* **Prompt**
Restate each of the lines given below, word for word.

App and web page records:
_ _ _
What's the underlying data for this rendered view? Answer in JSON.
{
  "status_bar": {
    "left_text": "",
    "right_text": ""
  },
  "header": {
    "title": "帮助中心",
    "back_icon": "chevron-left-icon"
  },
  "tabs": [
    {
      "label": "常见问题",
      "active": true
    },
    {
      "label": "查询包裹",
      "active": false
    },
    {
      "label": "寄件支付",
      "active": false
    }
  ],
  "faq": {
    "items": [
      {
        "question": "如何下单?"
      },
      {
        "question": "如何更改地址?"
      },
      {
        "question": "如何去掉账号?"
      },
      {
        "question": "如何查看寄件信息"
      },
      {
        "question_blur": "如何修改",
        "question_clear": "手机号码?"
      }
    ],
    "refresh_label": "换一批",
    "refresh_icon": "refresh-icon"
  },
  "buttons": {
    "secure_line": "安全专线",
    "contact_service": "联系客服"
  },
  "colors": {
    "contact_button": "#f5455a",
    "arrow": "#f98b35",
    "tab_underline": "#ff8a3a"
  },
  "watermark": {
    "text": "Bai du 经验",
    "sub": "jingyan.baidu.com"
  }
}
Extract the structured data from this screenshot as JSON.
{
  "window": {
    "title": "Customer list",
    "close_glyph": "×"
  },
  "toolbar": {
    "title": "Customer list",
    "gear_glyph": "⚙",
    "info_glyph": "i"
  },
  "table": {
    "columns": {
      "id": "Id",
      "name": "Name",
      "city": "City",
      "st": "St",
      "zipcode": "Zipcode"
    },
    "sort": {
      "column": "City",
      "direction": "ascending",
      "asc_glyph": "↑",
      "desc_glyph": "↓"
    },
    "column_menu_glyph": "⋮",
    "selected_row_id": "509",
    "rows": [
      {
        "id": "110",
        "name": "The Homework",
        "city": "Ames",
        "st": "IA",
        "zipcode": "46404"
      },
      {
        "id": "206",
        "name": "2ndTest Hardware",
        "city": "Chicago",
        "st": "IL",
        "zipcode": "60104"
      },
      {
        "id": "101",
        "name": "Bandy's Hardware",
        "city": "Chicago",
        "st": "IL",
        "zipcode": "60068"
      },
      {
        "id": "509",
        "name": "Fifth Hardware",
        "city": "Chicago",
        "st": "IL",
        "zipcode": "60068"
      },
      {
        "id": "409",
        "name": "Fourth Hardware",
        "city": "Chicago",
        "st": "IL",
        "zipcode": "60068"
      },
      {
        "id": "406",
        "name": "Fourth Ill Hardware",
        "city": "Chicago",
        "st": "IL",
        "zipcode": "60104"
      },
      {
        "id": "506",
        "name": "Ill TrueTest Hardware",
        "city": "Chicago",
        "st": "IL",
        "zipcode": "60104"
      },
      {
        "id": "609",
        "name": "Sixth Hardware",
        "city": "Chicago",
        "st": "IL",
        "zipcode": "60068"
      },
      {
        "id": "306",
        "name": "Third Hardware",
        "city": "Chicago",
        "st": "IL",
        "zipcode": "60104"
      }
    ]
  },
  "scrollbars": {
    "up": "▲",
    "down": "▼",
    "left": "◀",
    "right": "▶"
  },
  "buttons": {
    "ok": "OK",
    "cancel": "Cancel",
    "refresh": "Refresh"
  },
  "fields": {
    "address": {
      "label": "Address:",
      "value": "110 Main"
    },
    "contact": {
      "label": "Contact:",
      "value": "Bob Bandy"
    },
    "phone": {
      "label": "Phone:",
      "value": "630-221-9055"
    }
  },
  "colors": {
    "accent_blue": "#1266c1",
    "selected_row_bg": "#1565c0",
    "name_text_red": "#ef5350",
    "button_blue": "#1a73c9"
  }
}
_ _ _
* **Solution to this problem**
What's the underlying data for this rendered view? Answer in JSON.
{
  "status_bar": {
    "left_text": "",
    "right_text": ""
  },
  "header": {
    "title": "帮助中心",
    "back_icon": "chevron-left-icon"
  },
  "tabs": [
    {
      "label": "常见问题",
      "active": true
    },
    {
      "label": "查询包裹",
      "active": false
    },
    {
      "label": "寄件支付",
      "active": false
    }
  ],
  "faq": {
    "items": [
      {
        "question": "如何下单?"
      },
      {
        "question": "如何更改地址?"
      },
      {
        "question": "如何去掉账号?"
      },
      {
        "question": "如何查看寄件信息"
      },
      {
        "question_blur": "如何修改",
        "question_clear": "手机号码?"
      }
    ],
    "refresh_label": "换一批",
    "refresh_icon": "refresh-icon"
  },
  "buttons": {
    "secure_line": "安全专线",
    "contact_service": "联系客服"
  },
  "colors": {
    "contact_button": "#f5455a",
    "arrow": "#f98b35",
    "tab_underline": "#ff8a3a"
  },
  "watermark": {
    "text": "Bai du 经验",
    "sub": "jingyan.baidu.com"
  }
}
Extract the structured data from this screenshot as JSON.
{
  "window": {
    "title": "Customer list",
    "close_glyph": "×"
  },
  "toolbar": {
    "title": "Customer list",
    "gear_glyph": "⚙",
    "info_glyph": "i"
  },
  "table": {
    "columns": {
      "id": "Id",
      "name": "Name",
      "city": "City",
      "st": "St",
      "zipcode": "Zipcode"
    },
    "sort": {
      "column": "City",
      "direction": "ascending",
      "asc_glyph": "↑",
      "desc_glyph": "↓"
    },
    "column_menu_glyph": "⋮",
    "selected_row_id": "509",
    "rows": [
      {
        "id": "110",
        "name": "The Homework",
        "city": "Ames",
        "st": "IA",
        "zipcode": "46404"
      },
      {
        "id": "206",
        "name": "2ndTest Hardware",
        "city": "Chicago",
        "st": "IL",
        "zipcode": "60104"
      },
      {
        "id": "101",
        "name": "Bandy's Hardware",
        "city": "Chicago",
        "st": "IL",
        "zipcode": "60068"
      },
      {
        "id": "509",
        "name": "Fifth Hardware",
        "city": "Chicago",
        "st": "IL",
        "zipcode": "60068"
      },
      {
        "id": "409",
        "name": "Fourth Hardware",
        "city": "Chicago",
        "st": "IL",
        "zipcode": "60068"
      },
      {
        "id": "406",
        "name": "Fourth Ill Hardware",
        "city": "Chicago",
        "st": "IL",
        "zipcode": "60104"
      },
      {
        "id": "506",
        "name": "Ill TrueTest Hardware",
        "city": "Chicago",
        "st": "IL",
        "zipcode": "60104"
      },
      {
        "id": "609",
        "name": "Sixth Hardware",
        "city": "Chicago",
        "st": "IL",
        "zipcode": "60068"
      },
      {
        "id": "306",
        "name": "Third Hardware",
        "city": "Chicago",
        "st": "IL",
        "zipcode": "60104"
      }
    ]
  },
  "scrollbars": {
    "up": "▲",
    "down": "▼",
    "left": "◀",
    "right": "▶"
  },
  "buttons": {
    "ok": "OK",
    "cancel": "Cancel",
    "refresh": "Refresh"
  },
  "fields": {
    "address": {
      "label": "Address:",
      "value": "110 Main"
    },
    "contact": {
      "label": "Contact:",
      "value": "Bob Bandy"
    },
    "phone": {
      "label": "Phone:",
      "value": "630-221-9055"
    }
  },
  "colors": {
    "accent_blue": "#1266c1",
    "selected_row_bg": "#1565c0",
    "name_text_red": "#ef5350",
    "button_blue": "#1a73c9"
  }
}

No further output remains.